Eric Stewart

Eric StewartResearch Assistant Professor
Microbiology

Department of Biology
Northeastern University
309 Mugar Life Sciences
360 Huntington Avenue
Boston, MA 02115 USA
617.373.3267
e.stewart@neu.edu

Lab Website: http://northeastern.edu/adc/ericstewart/

Academic Education

  • Ph.D., Harvard University
  • B.S., Pennsylvania State University

Appointments

  • Research Assistant Professor, Northeastern University, Boston, MA (2008-present)
  • Senior Research Scientist, Northeastern University, Boston, MA (2006-2008)
  • Young Investigator, INSERM/Université René Descartes, Paris, France (2005-2006)
  • Post-doctoral Fellow, Université René Descartes, Paris, France (1999-2004)
  • Research Assistant, Harvard Medical School, Boston, MA (1991-1999)

Other Professional Activities

  • Outreach field microbiology programs at local elementary schools
  • Editorial Advisory Board member, Current Aging Science
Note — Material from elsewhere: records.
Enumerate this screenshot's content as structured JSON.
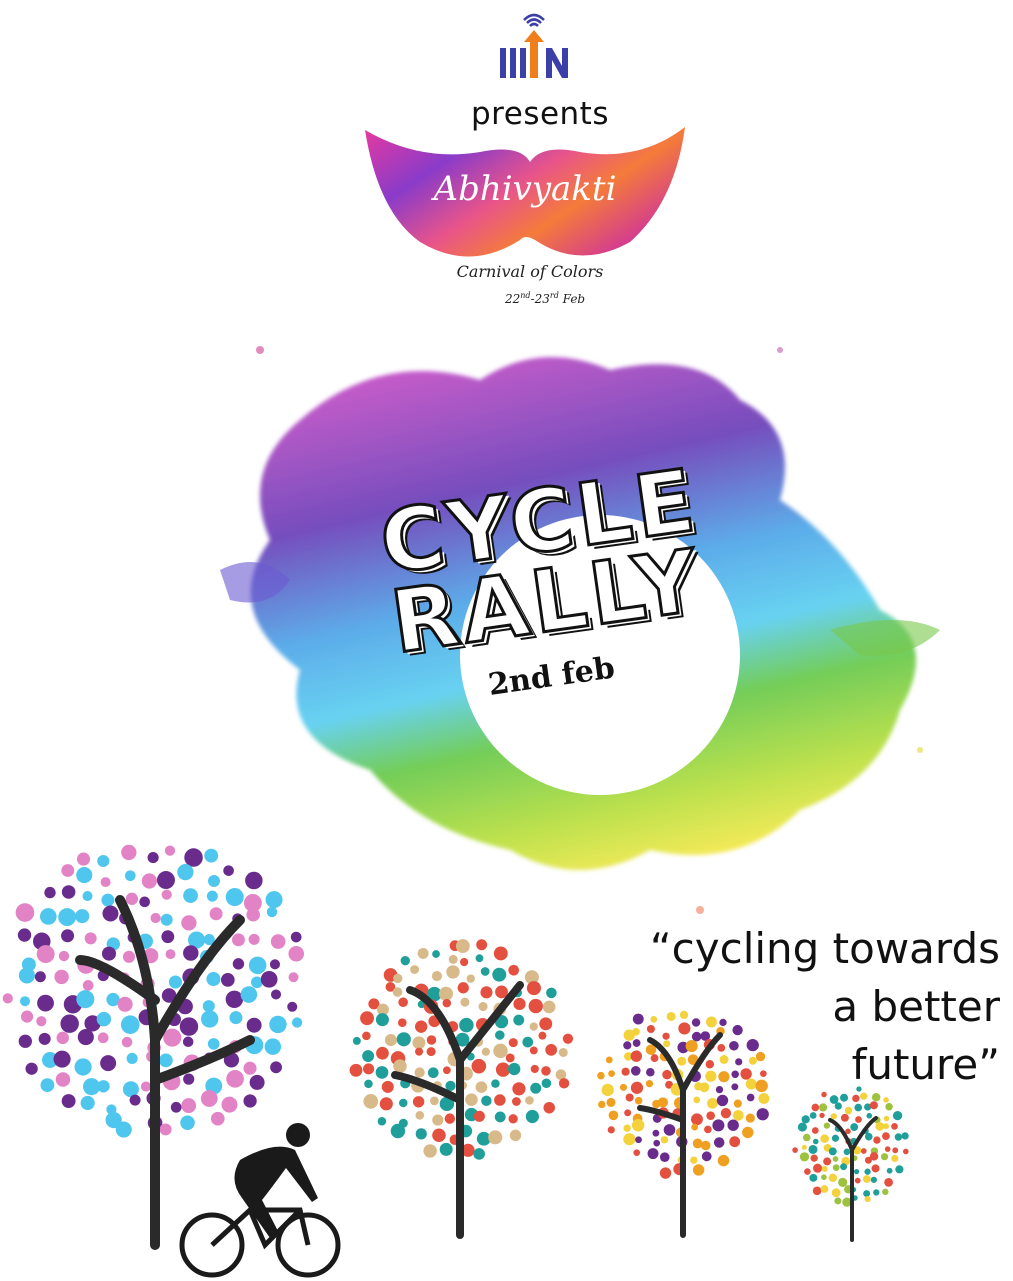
{
  "header": {
    "logo_name": "iiit-logo",
    "presents": "presents"
  },
  "event": {
    "name": "Abhivyakti",
    "tagline": "Carnival of Colors",
    "date_start": "22",
    "date_start_sup": "nd",
    "date_sep": "-23",
    "date_end_sup": "rd",
    "date_month": " Feb"
  },
  "rally": {
    "line1": "CYCLE",
    "line2": "RALLY",
    "date": "2nd feb"
  },
  "quote": {
    "line1": "“cycling towards",
    "line2": "a better",
    "line3": "future”"
  },
  "colors": {
    "logo_blue": "#3b3fa8",
    "logo_orange": "#f07f1b",
    "tree_purple": "#6a2c8c",
    "tree_pink": "#e283c6",
    "tree_cyan": "#4fc6ee",
    "tree_red": "#e3503f",
    "tree_teal": "#1f9e9a",
    "tree_tan": "#d8b98a",
    "tree_orange": "#f0a020",
    "tree_yellow": "#f3d23c",
    "tree_green": "#9cc23f"
  }
}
Research Interests

My research, and that of the unculturable group in the Antimicrobial Discovery Center at Northeastern University, is focused on growing previously unculturable bacteria, and identifying the molecular mechanisms responsible for uncultivability. It is estimated that 99% or more of all bacteria in the environment do not grow under standard laboratory conditions, drastically limiting the diversity of microorganisms that are available for research. It is likely that within this ‘missing’ diversity, there are novel classes of antibiotics and other biologically active compounds that will remain hidden, unless it becomes possible to culture the organisms that manufacture them. We use a combination of growth in the natural environment and co-culture with neighboring bacteria to identify factors inducing growth, and increase the diversity we are able to cultivate in the lab. We are also culturing and identifying previously uncultured bacteria from the human microbiome, in order to identify their roles in health and disease.

Publications
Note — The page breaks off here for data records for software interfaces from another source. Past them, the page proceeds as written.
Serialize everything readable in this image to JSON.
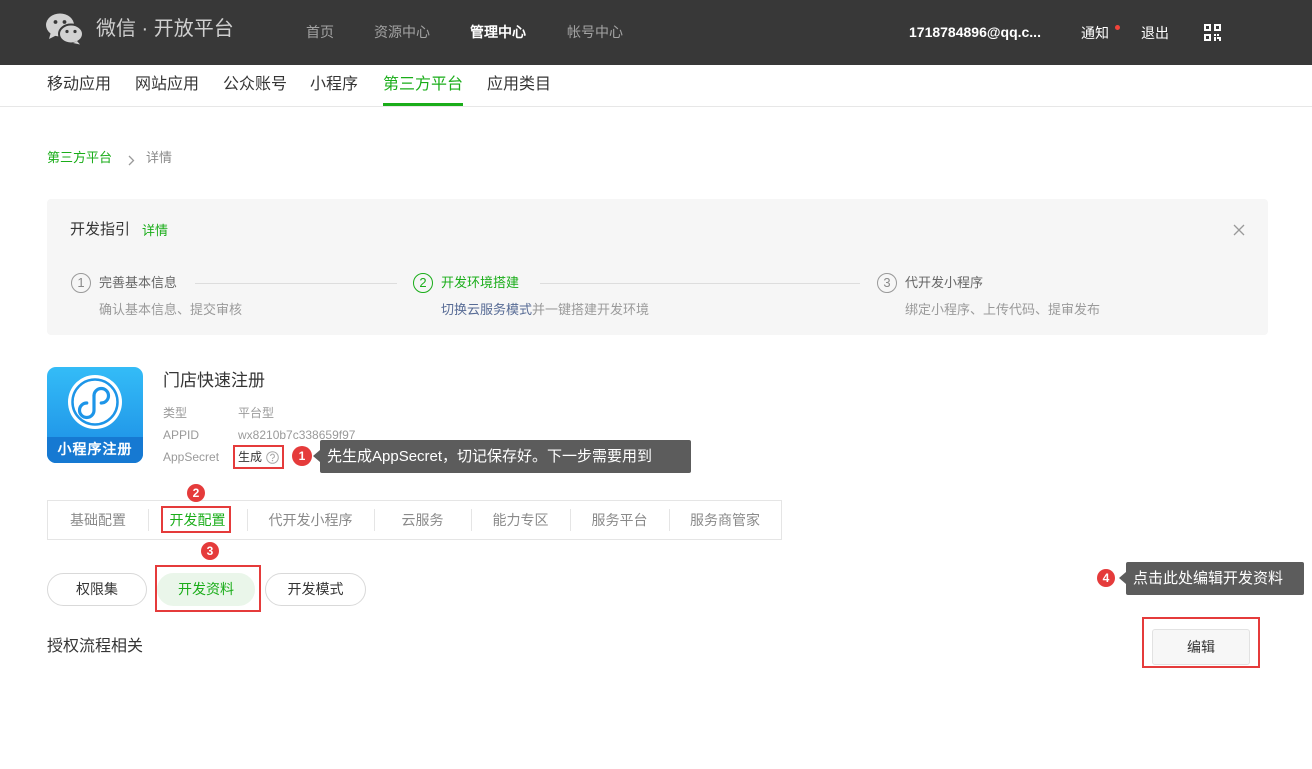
{
  "header": {
    "brand": "微信 · 开放平台",
    "nav": [
      {
        "label": "首页",
        "active": false
      },
      {
        "label": "资源中心",
        "active": false
      },
      {
        "label": "管理中心",
        "active": true
      },
      {
        "label": "帐号中心",
        "active": false
      }
    ],
    "user_email": "1718784896@qq.c...",
    "notify_label": "通知",
    "has_unread": true,
    "logout_label": "退出",
    "icons": {
      "logo": "wechat-logo-icon",
      "unread": "unread-dot-icon",
      "qrcode": "qr-code-icon"
    }
  },
  "subnav": {
    "items": [
      {
        "label": "移动应用",
        "active": false
      },
      {
        "label": "网站应用",
        "active": false
      },
      {
        "label": "公众账号",
        "active": false
      },
      {
        "label": "小程序",
        "active": false
      },
      {
        "label": "第三方平台",
        "active": true
      },
      {
        "label": "应用类目",
        "active": false
      }
    ]
  },
  "breadcrumb": {
    "parent": "第三方平台",
    "current": "详情",
    "separator_icon": "chevron-right-icon"
  },
  "guide": {
    "title": "开发指引",
    "detail_link": "详情",
    "close_icon": "close-icon",
    "steps": [
      {
        "num": "1",
        "title": "完善基本信息",
        "desc": "确认基本信息、提交审核",
        "active": false
      },
      {
        "num": "2",
        "title": "开发环境搭建",
        "desc_link": "切换云服务模式",
        "desc": "并一键搭建开发环境",
        "active": true
      },
      {
        "num": "3",
        "title": "代开发小程序",
        "desc": "绑定小程序、上传代码、提审发布",
        "active": false
      }
    ]
  },
  "app": {
    "icon_caption": "小程序注册",
    "name": "门店快速注册",
    "type_label": "类型",
    "type_value": "平台型",
    "appid_label": "APPID",
    "appid_value": "wx8210b7c338659f97",
    "secret_label": "AppSecret",
    "secret_action": "生成",
    "help_icon": "help-circle-icon"
  },
  "tabs": {
    "items": [
      {
        "label": "基础配置",
        "active": false
      },
      {
        "label": "开发配置",
        "active": true
      },
      {
        "label": "代开发小程序",
        "active": false
      },
      {
        "label": "云服务",
        "active": false
      },
      {
        "label": "能力专区",
        "active": false
      },
      {
        "label": "服务平台",
        "active": false
      },
      {
        "label": "服务商管家",
        "active": false
      }
    ]
  },
  "subtabs": {
    "items": [
      {
        "label": "权限集",
        "active": false
      },
      {
        "label": "开发资料",
        "active": true
      },
      {
        "label": "开发模式",
        "active": false
      }
    ]
  },
  "section": {
    "title": "授权流程相关",
    "edit_label": "编辑"
  },
  "annotations": [
    {
      "num": "1",
      "text": "先生成AppSecret，切记保存好。下一步需要用到"
    },
    {
      "num": "2"
    },
    {
      "num": "3"
    },
    {
      "num": "4",
      "text": "点击此处编辑开发资料"
    }
  ],
  "colors": {
    "header_bg": "#383838",
    "brand_green": "#1aad19",
    "link_blue": "#576b95",
    "annotation_red": "#e53b3b",
    "tooltip_bg": "#5c5c5c",
    "guide_bg": "#f6f6f6"
  }
}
  • D’Onofrio A.*, Crawford J.M.*, Stewart E.J., Witt K., Gavrish E., Epstein S., Clardy J., Lewis K. (2010) Siderophores from Neighboring Organisms Promote the Growth of Uncultured Bacteria. Chemistry & Biology 17(3)256-264.
  • *Both first authors contributed equally
  • Babic A., Lindner A.B., Vulic M., Stewart E.J., Radman M. (2008) Direct Visualization of Horizontal Gene Transfer. Science 319: 1533-1536
  • Veening J.W.*, Stewart E.J.*, Berngruber T.W., Taddei F, Kuipers O.P. and Hamoen L.W. (2008) Bet-hedging and epigenetic inheritance in bacterial cell development. PNAS 105(11): 4393–4398 *Both first authors contributed equally
  • Lindner A.B., Madden R. Demarez A., Stewart E.J., Taddei F. (2008) Asymmetric segregation of protein aggregates is associated with cellular aging and rejuvenation. PNAS 105(8): 3076–3081
  • Fontaine F., Stewart E.J., Lindner A.B., Taddei F. (2008) Mutations in two global regulators lower individual mortality in Escherichia coli. Molecular Microbiology 67(1): 2–14
  • Stewart E.J., Madden R., Paul G., Taddei F. (2005) Aging and Death in an Organism that Reproduces by Morphologically Symmetric Division. PloS Biology, 3(2): e45
  • Guyon J., Bize A., Paul G., Stewart E.J., Delmas J-F., Taddei F. (2005) Statistical Study of Cellular Aging. ESAIM Proc., 14: 100-114. Proceedings of CEMRACS 2004: Mathematics and Applications in Biology and Medicine.
  • Stewart E.J., Katzen F., Beckwith J., (1999) Six conserved cysteines of the membrane protein DsbD are required for the transfer of electrons from the cytoplasm to the periplasm of Escherichia coli. EMBO J. 18(21): 5963-5971
  • Stewart E.J., Åslund F., Beckwith J., (1998) Disulfide bond formation in the Escherichia coli cytoplasm: an in vivo role reversal for the thioredoxins. EMBO J. 17(19): 5543-5550
  • Murphy C.K., Stewart E.J., Beckwith J., (1995) A double counter-selection system for the study of null alleles of essential genes in Escherichia coli. Gene 155(1): 1-7